WHAT TO WORK ON: All lines holding the word "Task" in the listing below need to be copied.
+++ RECORDS TO USE
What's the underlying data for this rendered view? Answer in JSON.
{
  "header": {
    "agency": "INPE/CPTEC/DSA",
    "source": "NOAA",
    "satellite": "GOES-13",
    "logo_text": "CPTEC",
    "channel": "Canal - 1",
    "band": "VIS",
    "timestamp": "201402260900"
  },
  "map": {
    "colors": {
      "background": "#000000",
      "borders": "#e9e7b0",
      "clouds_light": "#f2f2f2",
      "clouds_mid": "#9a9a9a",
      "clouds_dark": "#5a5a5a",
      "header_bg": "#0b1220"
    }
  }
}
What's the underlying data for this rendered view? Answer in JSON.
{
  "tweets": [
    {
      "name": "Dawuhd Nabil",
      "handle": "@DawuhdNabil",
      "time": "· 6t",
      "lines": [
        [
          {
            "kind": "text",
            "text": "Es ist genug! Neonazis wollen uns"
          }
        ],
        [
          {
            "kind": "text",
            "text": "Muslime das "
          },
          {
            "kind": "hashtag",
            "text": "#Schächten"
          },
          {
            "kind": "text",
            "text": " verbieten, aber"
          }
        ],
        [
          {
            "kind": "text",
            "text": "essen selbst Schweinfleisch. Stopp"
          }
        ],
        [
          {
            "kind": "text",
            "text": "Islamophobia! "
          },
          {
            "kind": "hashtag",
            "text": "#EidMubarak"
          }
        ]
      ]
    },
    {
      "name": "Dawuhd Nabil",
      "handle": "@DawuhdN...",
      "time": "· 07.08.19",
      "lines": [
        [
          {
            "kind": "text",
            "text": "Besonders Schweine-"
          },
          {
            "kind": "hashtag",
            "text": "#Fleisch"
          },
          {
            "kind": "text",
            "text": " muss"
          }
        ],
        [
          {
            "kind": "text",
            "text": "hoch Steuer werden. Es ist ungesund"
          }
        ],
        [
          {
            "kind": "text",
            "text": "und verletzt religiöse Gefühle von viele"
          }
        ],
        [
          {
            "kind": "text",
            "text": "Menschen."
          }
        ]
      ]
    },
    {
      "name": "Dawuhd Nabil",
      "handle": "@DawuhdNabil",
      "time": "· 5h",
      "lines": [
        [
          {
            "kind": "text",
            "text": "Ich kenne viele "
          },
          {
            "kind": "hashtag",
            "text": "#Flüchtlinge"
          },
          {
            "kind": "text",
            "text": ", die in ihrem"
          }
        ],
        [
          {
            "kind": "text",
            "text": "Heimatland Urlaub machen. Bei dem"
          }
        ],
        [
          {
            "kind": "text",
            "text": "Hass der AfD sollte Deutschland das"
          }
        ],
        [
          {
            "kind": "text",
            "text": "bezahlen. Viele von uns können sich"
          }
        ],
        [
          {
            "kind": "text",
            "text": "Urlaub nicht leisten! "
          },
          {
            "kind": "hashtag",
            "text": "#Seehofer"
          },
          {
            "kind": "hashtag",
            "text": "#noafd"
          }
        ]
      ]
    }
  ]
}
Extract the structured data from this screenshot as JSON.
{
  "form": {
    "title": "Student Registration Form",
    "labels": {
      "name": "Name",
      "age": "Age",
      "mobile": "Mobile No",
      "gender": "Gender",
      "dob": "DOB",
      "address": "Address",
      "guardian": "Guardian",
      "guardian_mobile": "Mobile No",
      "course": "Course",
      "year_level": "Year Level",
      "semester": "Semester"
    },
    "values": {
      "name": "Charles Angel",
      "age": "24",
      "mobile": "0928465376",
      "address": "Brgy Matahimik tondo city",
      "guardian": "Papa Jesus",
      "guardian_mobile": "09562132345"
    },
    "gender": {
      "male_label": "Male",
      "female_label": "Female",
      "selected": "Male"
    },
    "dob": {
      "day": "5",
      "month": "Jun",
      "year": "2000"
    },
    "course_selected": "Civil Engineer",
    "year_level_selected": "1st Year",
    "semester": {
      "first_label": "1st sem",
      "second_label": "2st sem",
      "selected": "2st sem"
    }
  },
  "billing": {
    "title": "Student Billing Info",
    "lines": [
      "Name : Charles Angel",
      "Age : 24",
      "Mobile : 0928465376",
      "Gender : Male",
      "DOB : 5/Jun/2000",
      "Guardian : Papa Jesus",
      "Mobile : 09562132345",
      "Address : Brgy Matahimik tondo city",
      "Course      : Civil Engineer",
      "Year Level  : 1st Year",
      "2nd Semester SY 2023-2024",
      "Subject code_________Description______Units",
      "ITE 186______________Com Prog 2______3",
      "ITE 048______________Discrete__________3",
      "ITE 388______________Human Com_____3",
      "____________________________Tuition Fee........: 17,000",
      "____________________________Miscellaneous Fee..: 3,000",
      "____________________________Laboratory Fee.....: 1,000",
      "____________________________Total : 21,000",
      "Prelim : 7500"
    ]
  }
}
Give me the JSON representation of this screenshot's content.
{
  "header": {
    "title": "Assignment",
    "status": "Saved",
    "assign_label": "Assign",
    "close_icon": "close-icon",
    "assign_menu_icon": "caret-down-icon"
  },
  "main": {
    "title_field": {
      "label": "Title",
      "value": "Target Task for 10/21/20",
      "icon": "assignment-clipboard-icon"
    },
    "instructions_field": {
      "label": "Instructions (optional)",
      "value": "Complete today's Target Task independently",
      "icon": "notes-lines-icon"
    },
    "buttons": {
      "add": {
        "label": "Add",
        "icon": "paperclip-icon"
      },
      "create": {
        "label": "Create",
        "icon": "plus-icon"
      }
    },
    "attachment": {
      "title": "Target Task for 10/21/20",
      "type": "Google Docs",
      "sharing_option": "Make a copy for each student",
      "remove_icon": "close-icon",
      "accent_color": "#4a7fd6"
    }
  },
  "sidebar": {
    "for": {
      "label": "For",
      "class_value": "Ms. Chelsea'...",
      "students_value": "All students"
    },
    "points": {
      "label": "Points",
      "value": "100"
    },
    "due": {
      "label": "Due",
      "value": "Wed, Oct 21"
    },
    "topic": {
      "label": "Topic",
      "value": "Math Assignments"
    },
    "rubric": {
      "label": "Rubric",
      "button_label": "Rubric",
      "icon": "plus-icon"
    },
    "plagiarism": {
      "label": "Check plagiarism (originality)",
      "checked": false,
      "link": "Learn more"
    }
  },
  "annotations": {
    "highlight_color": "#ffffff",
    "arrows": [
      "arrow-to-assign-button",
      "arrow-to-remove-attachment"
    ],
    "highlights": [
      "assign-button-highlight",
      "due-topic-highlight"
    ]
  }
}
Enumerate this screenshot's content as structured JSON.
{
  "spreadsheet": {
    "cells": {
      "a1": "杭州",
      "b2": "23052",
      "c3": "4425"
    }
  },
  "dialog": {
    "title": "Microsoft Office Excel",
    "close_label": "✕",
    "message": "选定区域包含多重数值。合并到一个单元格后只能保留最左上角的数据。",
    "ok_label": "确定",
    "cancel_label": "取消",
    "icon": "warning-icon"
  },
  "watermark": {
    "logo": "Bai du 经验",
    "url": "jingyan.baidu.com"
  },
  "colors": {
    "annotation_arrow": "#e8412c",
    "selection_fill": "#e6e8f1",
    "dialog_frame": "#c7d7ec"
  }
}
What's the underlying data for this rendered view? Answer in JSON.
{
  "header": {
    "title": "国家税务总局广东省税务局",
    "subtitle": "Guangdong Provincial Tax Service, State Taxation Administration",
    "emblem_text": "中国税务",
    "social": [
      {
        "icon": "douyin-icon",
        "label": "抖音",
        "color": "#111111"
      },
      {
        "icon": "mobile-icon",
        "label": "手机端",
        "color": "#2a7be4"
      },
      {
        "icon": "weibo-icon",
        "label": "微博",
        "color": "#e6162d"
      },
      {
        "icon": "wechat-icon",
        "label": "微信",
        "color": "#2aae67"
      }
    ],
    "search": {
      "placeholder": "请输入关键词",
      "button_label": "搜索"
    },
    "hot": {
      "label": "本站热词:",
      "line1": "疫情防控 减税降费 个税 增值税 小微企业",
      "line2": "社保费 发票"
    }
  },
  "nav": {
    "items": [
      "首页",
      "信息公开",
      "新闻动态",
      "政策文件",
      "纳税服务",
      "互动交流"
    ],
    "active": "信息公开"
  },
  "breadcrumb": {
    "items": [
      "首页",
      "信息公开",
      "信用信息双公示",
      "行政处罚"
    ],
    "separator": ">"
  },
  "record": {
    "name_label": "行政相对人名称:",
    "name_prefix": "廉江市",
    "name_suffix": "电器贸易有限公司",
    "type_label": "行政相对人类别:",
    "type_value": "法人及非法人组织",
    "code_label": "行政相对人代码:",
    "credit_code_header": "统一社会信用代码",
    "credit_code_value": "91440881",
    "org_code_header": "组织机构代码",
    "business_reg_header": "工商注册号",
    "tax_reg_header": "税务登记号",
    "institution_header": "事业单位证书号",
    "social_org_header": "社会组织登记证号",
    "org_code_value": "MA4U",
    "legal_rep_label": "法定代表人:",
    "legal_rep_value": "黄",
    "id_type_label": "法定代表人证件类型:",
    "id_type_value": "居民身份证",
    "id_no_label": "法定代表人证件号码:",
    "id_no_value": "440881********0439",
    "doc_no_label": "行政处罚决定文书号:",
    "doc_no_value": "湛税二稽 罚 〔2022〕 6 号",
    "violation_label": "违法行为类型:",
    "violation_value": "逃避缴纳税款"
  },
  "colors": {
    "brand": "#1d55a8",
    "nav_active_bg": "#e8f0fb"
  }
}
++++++
RESPONSE BOX:
      "value": "Target Task for 10/21/20",
      "value": "Complete today's Target Task independently",
      "title": "Target Task for 10/21/20",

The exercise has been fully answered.